Beware of touts and pickpockets –
That was one thing that most internet info and tourist feedback on Bali had said to us prior to our visit to the Paradise Island. In these times of deficit trust, that was enough to put us on notice. So when a local biker suddenly stopped by us while we were on a lazy city stroll on the day after we landed, we put up our guard.
“From India?” the man asked, putting his hand out.
Ah, he knew that we had been to the temple, from the rice grains stuck on our forehead.
“Welcome to Bali,” he said, beaming from ear to ear.
We spoke for a few minutes, about Bali and India, and our shared culture and traditions. When I inquired him about the decorations we saw on vehicles all around, he said it was a day of ceremony for them, one that celebrated implements and machines. A la Viswakarma Puja or Ayudha Puja of ours, I reckoned. And off he went, wishing us well, but not before telling us he loved Amitabh Bacchan.
We had just made our first friend in Bali. No tout, no pickpocket – just a freewheeling Balinese tourist guide who made us reassess our habit of judging people from hearsay.
In the six days that followed, we met and made friends with a dozen or more locals – smiling, serving, sharing stories, taking selfies, helping us out of the way.
Eka, Syne, Dewi, Tika, Dewisri, Budhi, Wanda, Surya, Madhe, Ayu, Yan, Mur….
They reiterated with their adorable ways that one can love strangers without rhyme or reason. They convinced me that where there is no sense of ego or pride, there are no boundaries.
For the first ever time after a holiday, I miss the people more than the place. I have seen persons who are trained to be hospitable to tourists, guests and customers with plastic smiles and forced pleasantries. But not the Balinese. You can tell the fake from the real thing.
When our driver, Eka, said to us that he believed in the philosophy of ‘Aham Brahmasmi,’ (universal oneness), I knew – they are folks with their heart in the right place.
Many years ago, Julia Roberts had found true love in Bali.
So did I, last week.
It’s a Love that became immortal in six passing days.

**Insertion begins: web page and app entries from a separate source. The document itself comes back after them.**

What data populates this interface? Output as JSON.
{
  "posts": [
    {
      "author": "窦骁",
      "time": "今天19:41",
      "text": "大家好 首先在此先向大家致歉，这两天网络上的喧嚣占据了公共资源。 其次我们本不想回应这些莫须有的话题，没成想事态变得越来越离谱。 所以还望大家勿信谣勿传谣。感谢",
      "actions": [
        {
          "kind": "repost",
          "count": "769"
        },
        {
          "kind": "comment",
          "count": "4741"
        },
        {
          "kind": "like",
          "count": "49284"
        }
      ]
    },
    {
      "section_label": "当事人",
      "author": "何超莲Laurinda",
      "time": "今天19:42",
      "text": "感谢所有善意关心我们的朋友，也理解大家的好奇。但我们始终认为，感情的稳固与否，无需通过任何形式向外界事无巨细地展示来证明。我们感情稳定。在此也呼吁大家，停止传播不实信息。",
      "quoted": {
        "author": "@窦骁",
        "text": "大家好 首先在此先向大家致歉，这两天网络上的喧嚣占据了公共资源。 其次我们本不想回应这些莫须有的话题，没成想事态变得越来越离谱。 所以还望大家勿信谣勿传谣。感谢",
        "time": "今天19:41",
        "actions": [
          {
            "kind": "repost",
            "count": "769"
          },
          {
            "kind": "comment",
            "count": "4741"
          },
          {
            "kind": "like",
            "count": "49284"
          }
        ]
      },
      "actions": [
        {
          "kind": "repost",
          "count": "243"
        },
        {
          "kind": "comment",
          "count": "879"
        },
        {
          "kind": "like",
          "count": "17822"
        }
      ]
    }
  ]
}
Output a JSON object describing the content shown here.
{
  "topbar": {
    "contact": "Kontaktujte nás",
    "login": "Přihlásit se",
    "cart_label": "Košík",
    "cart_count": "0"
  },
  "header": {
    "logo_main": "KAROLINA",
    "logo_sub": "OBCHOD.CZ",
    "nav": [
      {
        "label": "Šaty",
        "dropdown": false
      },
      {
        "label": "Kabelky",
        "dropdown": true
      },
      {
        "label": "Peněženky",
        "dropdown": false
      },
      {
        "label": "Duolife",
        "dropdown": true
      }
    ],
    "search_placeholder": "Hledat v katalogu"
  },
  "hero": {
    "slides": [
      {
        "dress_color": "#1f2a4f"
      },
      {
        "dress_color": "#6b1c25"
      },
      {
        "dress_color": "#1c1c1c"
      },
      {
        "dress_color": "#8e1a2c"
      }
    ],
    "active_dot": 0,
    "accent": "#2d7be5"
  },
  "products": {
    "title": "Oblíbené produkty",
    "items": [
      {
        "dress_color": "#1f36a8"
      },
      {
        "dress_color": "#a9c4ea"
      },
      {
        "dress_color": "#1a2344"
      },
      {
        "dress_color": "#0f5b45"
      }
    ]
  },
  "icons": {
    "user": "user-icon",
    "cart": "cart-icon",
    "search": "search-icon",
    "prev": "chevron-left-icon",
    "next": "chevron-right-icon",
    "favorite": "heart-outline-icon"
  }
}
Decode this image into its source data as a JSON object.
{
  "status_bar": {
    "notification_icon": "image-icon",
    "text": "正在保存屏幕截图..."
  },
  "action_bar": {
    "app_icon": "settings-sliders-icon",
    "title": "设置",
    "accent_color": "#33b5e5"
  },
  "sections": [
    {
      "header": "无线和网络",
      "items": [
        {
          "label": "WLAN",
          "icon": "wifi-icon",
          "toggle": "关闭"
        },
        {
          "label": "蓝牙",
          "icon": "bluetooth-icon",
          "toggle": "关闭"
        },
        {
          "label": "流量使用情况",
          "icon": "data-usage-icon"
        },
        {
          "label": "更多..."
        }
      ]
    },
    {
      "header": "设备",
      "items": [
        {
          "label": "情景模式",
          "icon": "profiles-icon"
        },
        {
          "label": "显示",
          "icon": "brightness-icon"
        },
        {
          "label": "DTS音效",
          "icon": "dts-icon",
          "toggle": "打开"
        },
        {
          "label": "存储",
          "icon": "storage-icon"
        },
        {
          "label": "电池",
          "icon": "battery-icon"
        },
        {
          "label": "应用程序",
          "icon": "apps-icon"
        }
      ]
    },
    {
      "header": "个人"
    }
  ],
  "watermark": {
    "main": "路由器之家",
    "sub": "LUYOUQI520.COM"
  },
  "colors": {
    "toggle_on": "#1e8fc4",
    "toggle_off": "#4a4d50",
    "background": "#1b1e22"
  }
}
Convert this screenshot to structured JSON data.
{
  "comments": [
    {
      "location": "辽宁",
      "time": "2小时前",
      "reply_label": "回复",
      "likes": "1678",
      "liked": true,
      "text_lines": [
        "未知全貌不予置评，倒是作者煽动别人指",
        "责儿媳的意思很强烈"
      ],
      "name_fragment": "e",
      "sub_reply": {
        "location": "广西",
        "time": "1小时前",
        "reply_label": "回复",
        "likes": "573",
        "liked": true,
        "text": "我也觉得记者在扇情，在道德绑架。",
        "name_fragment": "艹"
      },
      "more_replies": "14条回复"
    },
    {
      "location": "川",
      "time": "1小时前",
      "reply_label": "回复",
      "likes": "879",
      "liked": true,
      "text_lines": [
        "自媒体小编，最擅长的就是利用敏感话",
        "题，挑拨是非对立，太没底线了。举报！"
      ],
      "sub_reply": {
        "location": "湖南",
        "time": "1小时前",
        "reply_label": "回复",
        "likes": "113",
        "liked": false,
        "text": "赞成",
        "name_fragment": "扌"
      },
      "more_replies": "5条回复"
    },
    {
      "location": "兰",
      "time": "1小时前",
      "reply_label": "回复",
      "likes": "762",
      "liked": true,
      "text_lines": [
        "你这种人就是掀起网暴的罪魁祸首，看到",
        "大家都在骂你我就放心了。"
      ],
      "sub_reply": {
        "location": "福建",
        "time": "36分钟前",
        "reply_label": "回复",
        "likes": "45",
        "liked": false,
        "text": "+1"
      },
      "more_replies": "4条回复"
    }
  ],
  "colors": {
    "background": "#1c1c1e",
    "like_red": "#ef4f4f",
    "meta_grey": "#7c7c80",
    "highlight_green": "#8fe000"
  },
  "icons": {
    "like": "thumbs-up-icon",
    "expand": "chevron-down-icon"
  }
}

It’s a Love that will remain long after the faces and names have faded away.
Suksma, Bali. Thank you.
Tiang tresna rago. I Love you.